DATA RECORDS:

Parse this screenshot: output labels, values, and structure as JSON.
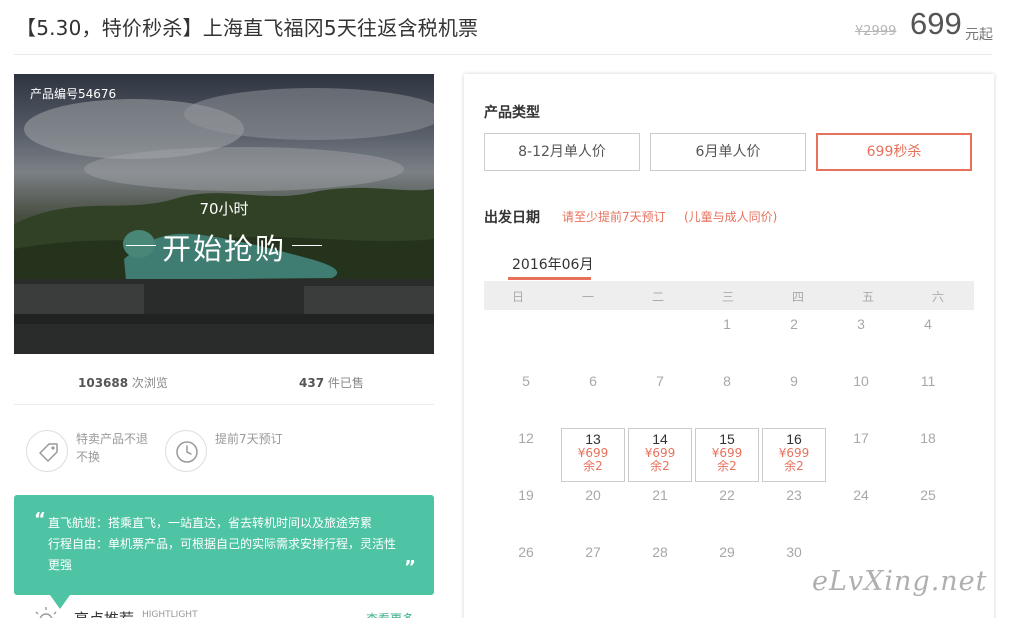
{
  "header": {
    "title": "【5.30，特价秒杀】上海直飞福冈5天往返含税机票",
    "old_price": "¥2999",
    "price": "699",
    "price_unit": "元起"
  },
  "hero": {
    "product_code": "产品编号54676",
    "countdown": "70小时",
    "cta": "开始抢购"
  },
  "stats": {
    "views_num": "103688",
    "views_label": " 次浏览",
    "sold_num": "437",
    "sold_label": " 件已售"
  },
  "policies": [
    {
      "icon": "tag-icon",
      "text": "特卖产品不退不换"
    },
    {
      "icon": "clock-icon",
      "text": "提前7天预订"
    }
  ],
  "quote": {
    "lines": [
      "直飞航班：搭乘直飞，一站直达，省去转机时间以及旅途劳累",
      "行程自由：单机票产品，可根据自己的实际需求安排行程，灵活性",
      "更强"
    ]
  },
  "highlight": {
    "title": "亮点推荐",
    "en": "HIGHTLIGHT",
    "more": "查看更多"
  },
  "product_type": {
    "label": "产品类型",
    "options": [
      "8-12月单人价",
      "6月单人价",
      "699秒杀"
    ],
    "selected": 2
  },
  "departure": {
    "label": "出发日期",
    "notice_1": "请至少提前7天预订",
    "notice_2": "(儿童与成人同价)"
  },
  "calendar": {
    "month": "2016年06月",
    "weekdays": [
      "日",
      "一",
      "二",
      "三",
      "四",
      "五",
      "六"
    ],
    "first_weekday": 3,
    "days_in_month": 30,
    "available": [
      {
        "day": 13,
        "price": "¥699",
        "left": "余2"
      },
      {
        "day": 14,
        "price": "¥699",
        "left": "余2"
      },
      {
        "day": 15,
        "price": "¥699",
        "left": "余2"
      },
      {
        "day": 16,
        "price": "¥699",
        "left": "余2"
      }
    ]
  },
  "watermark": "eLvXing.net",
  "colors": {
    "accent": "#e8715c",
    "green": "#4fc4a4"
  }
}
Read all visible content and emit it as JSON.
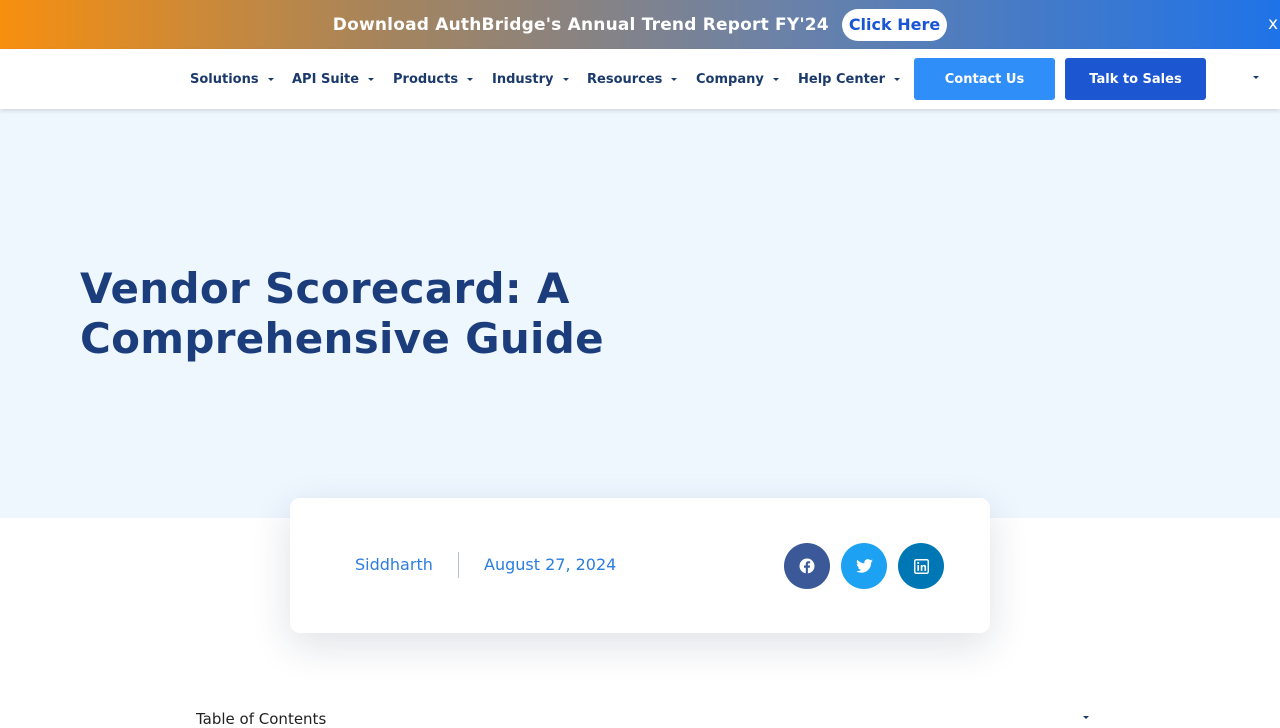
{
  "promo": {
    "text": "Download AuthBridge's Annual Trend Report FY'24",
    "cta": "Click Here",
    "close": "x"
  },
  "nav": {
    "items": [
      {
        "label": "Solutions"
      },
      {
        "label": "API Suite"
      },
      {
        "label": "Products"
      },
      {
        "label": "Industry"
      },
      {
        "label": "Resources"
      },
      {
        "label": "Company"
      },
      {
        "label": "Help Center"
      }
    ],
    "contact_label": "Contact Us",
    "sales_label": "Talk to Sales"
  },
  "article": {
    "title": "Vendor Scorecard: A Comprehensive Guide",
    "author": "Siddharth",
    "date": "August 27, 2024",
    "share": [
      "facebook-icon",
      "twitter-icon",
      "linkedin-icon"
    ]
  },
  "toc": {
    "label": "Table of Contents"
  },
  "colors": {
    "title": "#1b3d7c",
    "hero_bg": "#eef6fe",
    "contact_btn": "#2f8ef7",
    "sales_btn": "#1c56d0",
    "link": "#2b7de0"
  }
}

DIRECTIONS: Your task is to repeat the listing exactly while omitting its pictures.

EXERCISE ANSWER:
Parse this screenshot: output labels, values, and structure as JSON.
{
  "header": {
    "title": "【5.30，特价秒杀】上海直飞福冈5天往返含税机票",
    "old_price": "¥2999",
    "price": "699",
    "price_unit": "元起"
  },
  "hero": {
    "product_code": "产品编号54676",
    "countdown": "70小时",
    "cta": "开始抢购"
  },
  "stats": {
    "views_num": "103688",
    "views_label": " 次浏览",
    "sold_num": "437",
    "sold_label": " 件已售"
  },
  "policies": [
    {
      "icon": "tag-icon",
      "text": "特卖产品不退不换"
    },
    {
      "icon": "clock-icon",
      "text": "提前7天预订"
    }
  ],
  "quote": {
    "lines": [
      "直飞航班：搭乘直飞，一站直达，省去转机时间以及旅途劳累",
      "行程自由：单机票产品，可根据自己的实际需求安排行程，灵活性",
      "更强"
    ]
  },
  "highlight": {
    "title": "亮点推荐",
    "en": "HIGHTLIGHT",
    "more": "查看更多"
  },
  "product_type": {
    "label": "产品类型",
    "options": [
      "8-12月单人价",
      "6月单人价",
      "699秒杀"
    ],
    "selected": 2
  },
  "departure": {
    "label": "出发日期",
    "notice_1": "请至少提前7天预订",
    "notice_2": "(儿童与成人同价)"
  },
  "calendar": {
    "month": "2016年06月",
    "weekdays": [
      "日",
      "一",
      "二",
      "三",
      "四",
      "五",
      "六"
    ],
    "first_weekday": 3,
    "days_in_month": 30,
    "available": [
      {
        "day": 13,
        "price": "¥699",
        "left": "余2"
      },
      {
        "day": 14,
        "price": "¥699",
        "left": "余2"
      },
      {
        "day": 15,
        "price": "¥699",
        "left": "余2"
      },
      {
        "day": 16,
        "price": "¥699",
        "left": "余2"
      }
    ]
  },
  "watermark": "eLvXing.net",
  "colors": {
    "accent": "#e8715c",
    "green": "#4fc4a4"
  }
}
Read all visible content and emit it as JSON.
{
  "promo": {
    "text": "Download AuthBridge's Annual Trend Report FY'24",
    "cta": "Click Here",
    "close": "x"
  },
  "nav": {
    "items": [
      {
        "label": "Solutions"
      },
      {
        "label": "API Suite"
      },
      {
        "label": "Products"
      },
      {
        "label": "Industry"
      },
      {
        "label": "Resources"
      },
      {
        "label": "Company"
      },
      {
        "label": "Help Center"
      }
    ],
    "contact_label": "Contact Us",
    "sales_label": "Talk to Sales"
  },
  "article": {
    "title": "Vendor Scorecard: A Comprehensive Guide",
    "author": "Siddharth",
    "date": "August 27, 2024",
    "share": [
      "facebook-icon",
      "twitter-icon",
      "linkedin-icon"
    ]
  },
  "toc": {
    "label": "Table of Contents"
  },
  "colors": {
    "title": "#1b3d7c",
    "hero_bg": "#eef6fe",
    "contact_btn": "#2f8ef7",
    "sales_btn": "#1c56d0",
    "link": "#2b7de0"
  }
}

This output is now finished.